It sounds like you have a battery temperature sensor that has gone out or have corroded wiring. Here is the alternator wiring diagrams below with a guide so you can do some testing and get back to us.
Here is a description of the voltage regulator and you have no alternative except to replace the PCM if the voltage regulator is bad.
The Electronic Voltage Regulator (EVR) is not a separate component. It is actually a voltage regulating circuit located within the Powertrain Control Module (PCM). The EVR is not serviced separately. If replacement is necessary, the PCM must be replaced.
The amount of DC current produced by the generator is controlled by EVR circuitry contained within the PCM. This circuitry is connected in series with the generators second rotor field terminal and its ground.
Voltage is regulated by cycling the ground path to control the strength of the rotor magnetic field. The EVR circuitry monitors system line voltage (B+) and battery temperature. It then determines a target charging voltage. If sensed battery voltage is 0.5 volts or lower than the target voltage, the PCM grounds the field winding until sensed battery voltage is 0.5 volts above target voltage. A circuit in the PCM cycles the ground side of the generator field up to 100 times per second (100 Hz), but has the capability to ground the field control wire 100% of the time (full field) to achieve the target voltage. If the charging rate cannot be monitored (limp-in), a duty cycle of 25% is used by the PCM in order to have some generator output. Also refer to OPERATION for additional information.

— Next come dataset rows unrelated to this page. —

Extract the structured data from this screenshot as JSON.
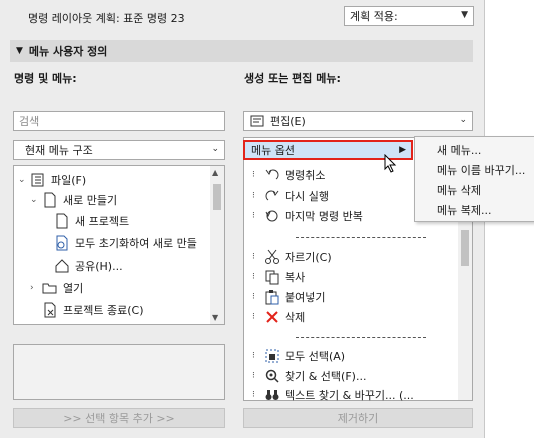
{
  "top": {
    "command_scheme_label": "명령 레이아웃 계획: 표준 명령 23",
    "apply_scheme_label": "계획 적용:"
  },
  "section": {
    "title": "메뉴 사용자 정의"
  },
  "left": {
    "heading": "명령 및 메뉴:",
    "search_placeholder": "검색",
    "structure_select": "현재 메뉴 구조",
    "tree": [
      {
        "label": "파일(F)"
      },
      {
        "label": "새로 만들기"
      },
      {
        "label": "새 프로젝트"
      },
      {
        "label": "모두 초기화하여 새로 만들"
      },
      {
        "label": "공유(H)..."
      },
      {
        "label": "열기"
      },
      {
        "label": "프로젝트 종료(C)"
      }
    ],
    "add_button": ">> 선택 항목 추가 >>"
  },
  "right": {
    "heading": "생성 또는 편집 메뉴:",
    "menu_select": "편집(E)",
    "menu_options_label": "메뉴 옵션",
    "commands": [
      {
        "label": "명령취소"
      },
      {
        "label": "다시 실행"
      },
      {
        "label": "마지막 명령 반복"
      },
      {
        "label": "자르기(C)"
      },
      {
        "label": "복사"
      },
      {
        "label": "붙여넣기"
      },
      {
        "label": "삭제"
      },
      {
        "label": "모두 선택(A)"
      },
      {
        "label": "찾기 & 선택(F)..."
      },
      {
        "label": "텍스트 찾기 & 바꾸기... (..."
      }
    ],
    "remove_button": "제거하기"
  },
  "popup_menu": {
    "items": [
      {
        "label": "새 메뉴..."
      },
      {
        "label": "메뉴 이름 바꾸기..."
      },
      {
        "label": "메뉴 삭제"
      },
      {
        "label": "메뉴 복제..."
      }
    ]
  },
  "colors": {
    "highlight": "#cfe3f7",
    "highlight_border": "#e2231a",
    "delete_icon": "#e2231a"
  }
}
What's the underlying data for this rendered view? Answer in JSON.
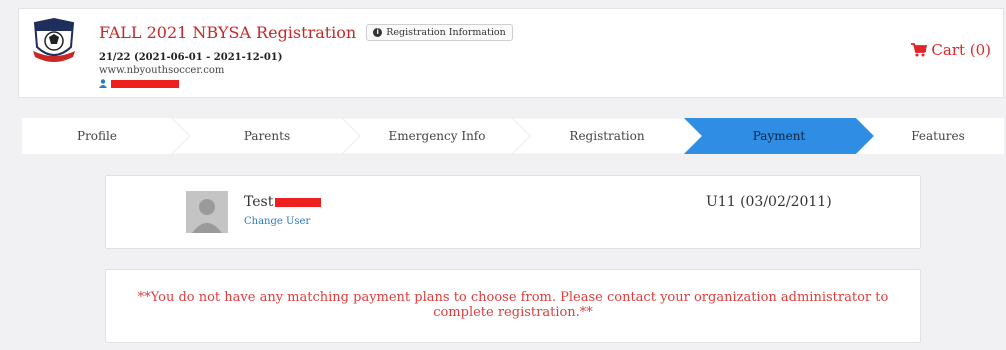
{
  "header": {
    "event_title": "FALL 2021 NBYSA Registration",
    "info_button": "Registration Information",
    "season": "21/22 (2021-06-01 - 2021-12-01)",
    "website": "www.nbyouthsoccer.com",
    "cart_label": "Cart (0)"
  },
  "steps": [
    "Profile",
    "Parents",
    "Emergency Info",
    "Registration",
    "Payment",
    "Features"
  ],
  "active_step": "Payment",
  "player": {
    "first_name": "Test",
    "change_user": "Change User",
    "age_group": "U11 (03/02/2011)"
  },
  "message": "**You do not have any matching payment plans to choose from. Please contact your organization administrator to complete registration.**",
  "colors": {
    "accent_red": "#c72727",
    "active_step": "#2f8de4",
    "link": "#2a7ac2"
  }
}
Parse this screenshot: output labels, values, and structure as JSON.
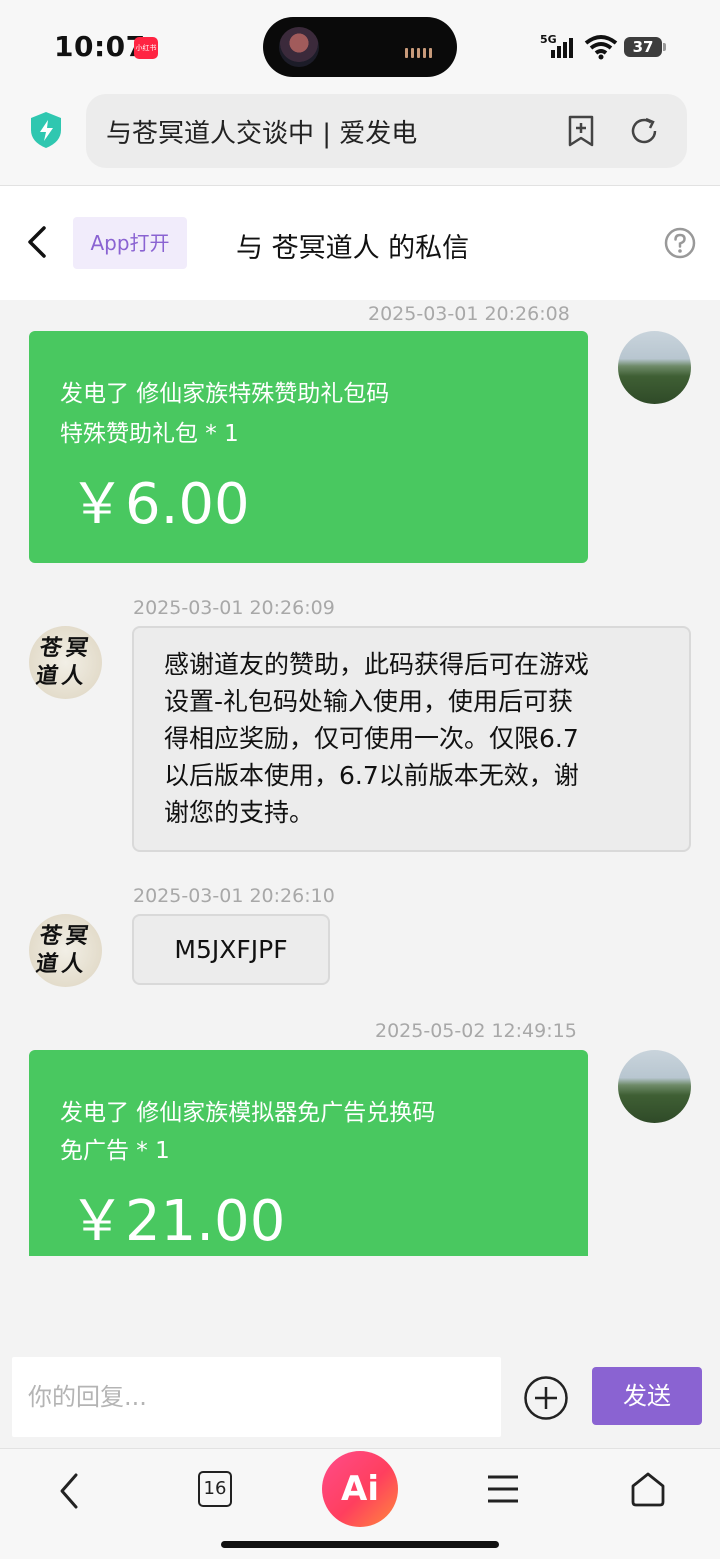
{
  "status_bar": {
    "time": "10:07",
    "app_badge": "小红书",
    "network": "5G",
    "battery": "37"
  },
  "browser": {
    "address_title": "与苍冥道人交谈中 | 爱发电"
  },
  "header": {
    "app_open_label": "App打开",
    "title": "与 苍冥道人 的私信"
  },
  "messages": [
    {
      "timestamp": "2025-03-01 20:26:08",
      "line1": "发电了 修仙家族特殊赞助礼包码",
      "line2": "特殊赞助礼包 * 1",
      "price": "￥6.00"
    },
    {
      "timestamp": "2025-03-01 20:26:09",
      "text_lines": [
        "感谢道友的赞助，此码获得后可在游戏",
        "设置-礼包码处输入使用，使用后可获",
        "得相应奖励，仅可使用一次。仅限6.7",
        "以后版本使用，6.7以前版本无效，谢",
        "谢您的支持。"
      ]
    },
    {
      "timestamp": "2025-03-01 20:26:10",
      "text": "M5JXFJPF"
    },
    {
      "timestamp": "2025-05-02 12:49:15",
      "line1": "发电了 修仙家族模拟器免广告兑换码",
      "line2": "免广告 * 1",
      "price": "￥21.00"
    }
  ],
  "composer": {
    "placeholder": "你的回复...",
    "send_label": "发送"
  },
  "nav": {
    "tab_count": "16",
    "ai_label": "Ai"
  },
  "colors": {
    "accent": "#8a63d2",
    "card_green": "#49c860"
  }
}
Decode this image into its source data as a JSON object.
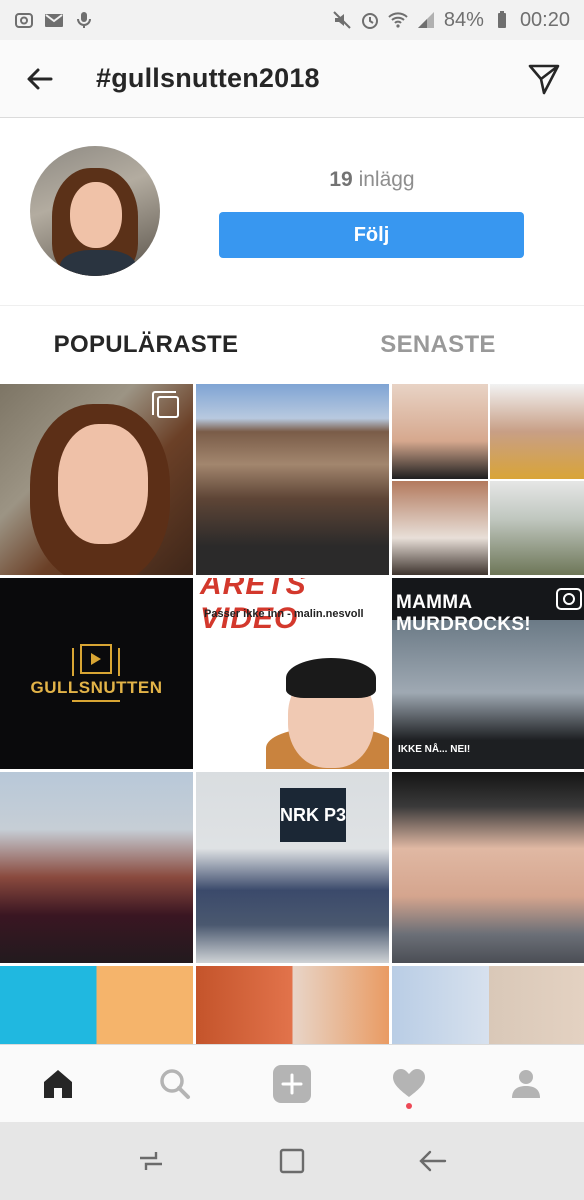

Check out the diagrams (Below). Please let us know what you find. We are interested to see what it is.
Images (Click to enlarge)
Saturday, November 6th, 2010 AT 3:18 PM